That's one of the reasons home buyers have been choosing new U.S. homes. They jumped last month to the highest level since October 2007, “a sign that Americans — unable to find existing homes — are turning to new construction,” said USA Today. “New home sales leapt 18.9% in September to a seasonally adjusted annual rate of 667,000, the most in a decade. Sales rose in all regions including the South, where they increased nearly 26%.”
Existing home inventory isn't expected to get better until at least the last half of 2018. So, if a brand new home is something you'd consider, think about this: the next two weeks could be the best time to buy all year.
Builders are especially motivated to move their homes this time of year so they can get them off the books. Be sure to ask in the sales office about "featured" plans or homes, which may may mean the builder is willing to work with buyers to get these particular homes sold. While that may not mean a discount on the price, builders will often throw in upgrades that make them more attractive.
"A lot of the national builders are publicly traded companies.
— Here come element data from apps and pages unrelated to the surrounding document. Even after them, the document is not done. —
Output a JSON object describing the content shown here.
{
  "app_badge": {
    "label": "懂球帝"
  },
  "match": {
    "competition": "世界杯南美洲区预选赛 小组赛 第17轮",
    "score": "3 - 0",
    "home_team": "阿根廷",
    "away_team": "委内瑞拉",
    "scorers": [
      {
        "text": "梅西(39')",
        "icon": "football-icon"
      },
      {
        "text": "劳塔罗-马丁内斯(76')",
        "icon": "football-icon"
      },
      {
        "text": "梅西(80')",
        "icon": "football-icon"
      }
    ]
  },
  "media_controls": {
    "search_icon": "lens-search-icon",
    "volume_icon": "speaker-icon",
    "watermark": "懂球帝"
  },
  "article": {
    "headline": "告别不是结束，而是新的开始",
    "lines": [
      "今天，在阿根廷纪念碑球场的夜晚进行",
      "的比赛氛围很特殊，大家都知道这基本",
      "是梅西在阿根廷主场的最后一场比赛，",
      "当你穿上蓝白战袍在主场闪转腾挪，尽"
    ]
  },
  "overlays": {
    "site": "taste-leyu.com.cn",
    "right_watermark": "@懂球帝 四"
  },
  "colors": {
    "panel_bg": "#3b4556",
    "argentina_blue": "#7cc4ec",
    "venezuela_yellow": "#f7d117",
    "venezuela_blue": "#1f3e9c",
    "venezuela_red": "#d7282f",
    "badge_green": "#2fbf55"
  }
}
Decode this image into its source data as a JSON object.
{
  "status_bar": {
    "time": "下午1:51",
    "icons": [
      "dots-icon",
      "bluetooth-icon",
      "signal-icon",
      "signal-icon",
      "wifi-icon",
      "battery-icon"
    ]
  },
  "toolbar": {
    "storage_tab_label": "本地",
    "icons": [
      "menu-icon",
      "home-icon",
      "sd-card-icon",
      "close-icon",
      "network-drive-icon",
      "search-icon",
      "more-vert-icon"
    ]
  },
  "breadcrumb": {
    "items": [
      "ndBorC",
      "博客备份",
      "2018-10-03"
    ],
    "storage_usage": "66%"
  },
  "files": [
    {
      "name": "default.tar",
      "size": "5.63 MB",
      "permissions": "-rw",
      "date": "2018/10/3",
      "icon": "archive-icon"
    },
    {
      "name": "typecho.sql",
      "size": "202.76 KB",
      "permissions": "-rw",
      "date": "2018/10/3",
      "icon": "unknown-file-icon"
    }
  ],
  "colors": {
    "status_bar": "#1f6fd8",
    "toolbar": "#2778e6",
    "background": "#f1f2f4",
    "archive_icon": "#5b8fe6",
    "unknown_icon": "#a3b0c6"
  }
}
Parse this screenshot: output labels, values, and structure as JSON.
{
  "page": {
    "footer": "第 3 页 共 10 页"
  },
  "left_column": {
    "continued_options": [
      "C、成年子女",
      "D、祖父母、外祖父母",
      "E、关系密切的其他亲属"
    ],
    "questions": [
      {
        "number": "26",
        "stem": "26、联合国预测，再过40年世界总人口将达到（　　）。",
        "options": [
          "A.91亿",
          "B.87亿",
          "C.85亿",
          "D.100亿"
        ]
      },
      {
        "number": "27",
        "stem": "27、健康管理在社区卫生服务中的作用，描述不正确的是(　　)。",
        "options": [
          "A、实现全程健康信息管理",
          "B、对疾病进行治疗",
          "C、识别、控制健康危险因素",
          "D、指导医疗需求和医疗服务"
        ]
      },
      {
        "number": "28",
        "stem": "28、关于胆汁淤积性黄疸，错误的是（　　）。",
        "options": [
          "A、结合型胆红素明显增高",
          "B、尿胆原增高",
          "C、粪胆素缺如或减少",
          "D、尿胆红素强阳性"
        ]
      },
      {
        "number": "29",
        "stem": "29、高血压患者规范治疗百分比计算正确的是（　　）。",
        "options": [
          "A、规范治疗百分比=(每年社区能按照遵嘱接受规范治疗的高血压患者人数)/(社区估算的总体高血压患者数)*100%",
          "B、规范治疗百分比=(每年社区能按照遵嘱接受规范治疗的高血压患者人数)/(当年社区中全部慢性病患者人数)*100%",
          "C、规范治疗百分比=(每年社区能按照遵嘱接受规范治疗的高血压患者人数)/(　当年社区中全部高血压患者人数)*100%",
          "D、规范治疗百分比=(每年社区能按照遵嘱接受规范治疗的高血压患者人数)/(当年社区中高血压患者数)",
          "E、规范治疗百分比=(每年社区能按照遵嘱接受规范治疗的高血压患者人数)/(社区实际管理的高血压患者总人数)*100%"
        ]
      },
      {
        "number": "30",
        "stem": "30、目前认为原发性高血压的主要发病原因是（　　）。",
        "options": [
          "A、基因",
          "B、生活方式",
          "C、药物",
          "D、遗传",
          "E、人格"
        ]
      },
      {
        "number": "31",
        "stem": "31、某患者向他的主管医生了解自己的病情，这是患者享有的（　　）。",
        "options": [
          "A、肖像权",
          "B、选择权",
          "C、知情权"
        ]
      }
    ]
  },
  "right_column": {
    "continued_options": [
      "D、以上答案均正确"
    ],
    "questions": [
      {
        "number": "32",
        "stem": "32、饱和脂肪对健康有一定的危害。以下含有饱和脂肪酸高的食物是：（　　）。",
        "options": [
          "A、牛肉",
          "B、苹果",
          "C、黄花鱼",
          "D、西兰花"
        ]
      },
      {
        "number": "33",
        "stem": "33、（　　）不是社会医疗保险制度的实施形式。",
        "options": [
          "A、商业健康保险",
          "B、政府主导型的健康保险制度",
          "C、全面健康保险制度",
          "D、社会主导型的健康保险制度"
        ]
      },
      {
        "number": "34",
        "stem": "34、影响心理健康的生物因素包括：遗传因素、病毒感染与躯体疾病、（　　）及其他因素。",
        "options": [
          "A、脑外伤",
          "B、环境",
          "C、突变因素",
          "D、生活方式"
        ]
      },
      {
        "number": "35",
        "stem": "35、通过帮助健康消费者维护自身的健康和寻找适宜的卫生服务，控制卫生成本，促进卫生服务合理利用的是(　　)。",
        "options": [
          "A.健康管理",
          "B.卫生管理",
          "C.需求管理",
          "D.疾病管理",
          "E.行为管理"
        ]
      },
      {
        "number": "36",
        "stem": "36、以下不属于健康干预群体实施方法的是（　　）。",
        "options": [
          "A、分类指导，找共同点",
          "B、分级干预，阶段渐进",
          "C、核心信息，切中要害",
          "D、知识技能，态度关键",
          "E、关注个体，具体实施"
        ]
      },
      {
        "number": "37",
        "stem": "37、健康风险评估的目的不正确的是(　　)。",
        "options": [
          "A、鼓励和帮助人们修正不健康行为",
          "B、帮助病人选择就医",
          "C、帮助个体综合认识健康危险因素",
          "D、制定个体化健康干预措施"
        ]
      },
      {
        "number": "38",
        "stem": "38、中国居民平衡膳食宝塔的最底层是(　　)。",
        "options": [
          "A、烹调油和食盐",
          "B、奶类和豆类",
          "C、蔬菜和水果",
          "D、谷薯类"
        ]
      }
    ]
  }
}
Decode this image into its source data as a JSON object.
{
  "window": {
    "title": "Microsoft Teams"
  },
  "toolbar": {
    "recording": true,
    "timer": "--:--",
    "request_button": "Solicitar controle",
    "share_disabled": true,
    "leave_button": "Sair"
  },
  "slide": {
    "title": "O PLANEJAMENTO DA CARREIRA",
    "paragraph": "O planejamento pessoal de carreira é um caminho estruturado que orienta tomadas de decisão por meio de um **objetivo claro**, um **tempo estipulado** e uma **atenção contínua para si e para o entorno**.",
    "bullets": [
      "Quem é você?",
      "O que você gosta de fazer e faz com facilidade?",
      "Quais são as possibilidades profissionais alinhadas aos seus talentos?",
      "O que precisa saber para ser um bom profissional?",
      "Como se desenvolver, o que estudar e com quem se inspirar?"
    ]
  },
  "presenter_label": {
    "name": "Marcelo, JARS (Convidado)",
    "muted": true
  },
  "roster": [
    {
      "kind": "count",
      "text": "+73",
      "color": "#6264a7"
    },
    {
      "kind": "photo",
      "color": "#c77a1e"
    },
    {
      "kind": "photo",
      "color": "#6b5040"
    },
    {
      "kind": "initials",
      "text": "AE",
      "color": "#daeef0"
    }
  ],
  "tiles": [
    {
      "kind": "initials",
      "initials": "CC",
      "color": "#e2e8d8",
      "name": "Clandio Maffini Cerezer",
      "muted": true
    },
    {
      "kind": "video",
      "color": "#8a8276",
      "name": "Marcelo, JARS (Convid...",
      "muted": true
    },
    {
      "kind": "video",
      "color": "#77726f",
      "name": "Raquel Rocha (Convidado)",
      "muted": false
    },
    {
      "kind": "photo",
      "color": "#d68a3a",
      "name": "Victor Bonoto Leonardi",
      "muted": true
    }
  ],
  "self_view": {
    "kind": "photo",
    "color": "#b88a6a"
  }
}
They need to meet sales goals and answer to the shareholders of that company," said Inman. "For that reason, toward the end of a quarter, builders tend to be more aggressive with their incentives in order to meet these sales goals. The December holiday season is another great time to buy. Most of the country is out shopping and traveling to see family. Very few people shop for homes this time of the year. For that reason, 'tis the season to find some great incentives to purchase a new home."
Many builders also offer thousands of dollars in incentives to buyers who choose to get their loan through the builder's preferred lender. Those incentives mean "it actually may be less expensive to buy a new home than a resale," Ron Sozio, builder client relationship manager at Wells Fargo in Somerville, N.J., told New Home Source.
Those builder incentives can include closing costs and/or a buy-down of your interest rate, and can be as much as two or three percent of either the sales price or the loan amount - be sure to ask which one so you have a clear understanding of what you're paying.
Want more reasons to look at a new construction home? How about the fact that it's brand new, never been lived in, and reflects your needs, taste, and style? Or, there's this: If you can find an existing home in your price range and your target area, it's likely not going to be updated, which means you're going to have to spend time and money getting it to where you want it to be, or live with someone else's choices.
If you are going to go look for new construction homes, make sure you bring your real estate agent to ensure you get the best deal. "Some buyers don't feel a real estate agent is necessary when building a new home. They think that because there is a sales agent on-site they don't need to bring in anyone else, right? Wrong," said The Goodhart Group.
"This mistake could cost you. That on-site person works for and represents the seller. A real estate agent will work on your behalf. A good one will know what questions to ask that can get you a sizable closing cost credit from the seller. Not to mention -- a seasoned agent will know how to negotiate the contract for upgrades and finishes that don't come standard with the home. Perhaps most important is the fact that you don't pay for the real estate agent's service. "The builder pays YOUR agent's commission so it costs you nothing to have someone represent you during the new construction process."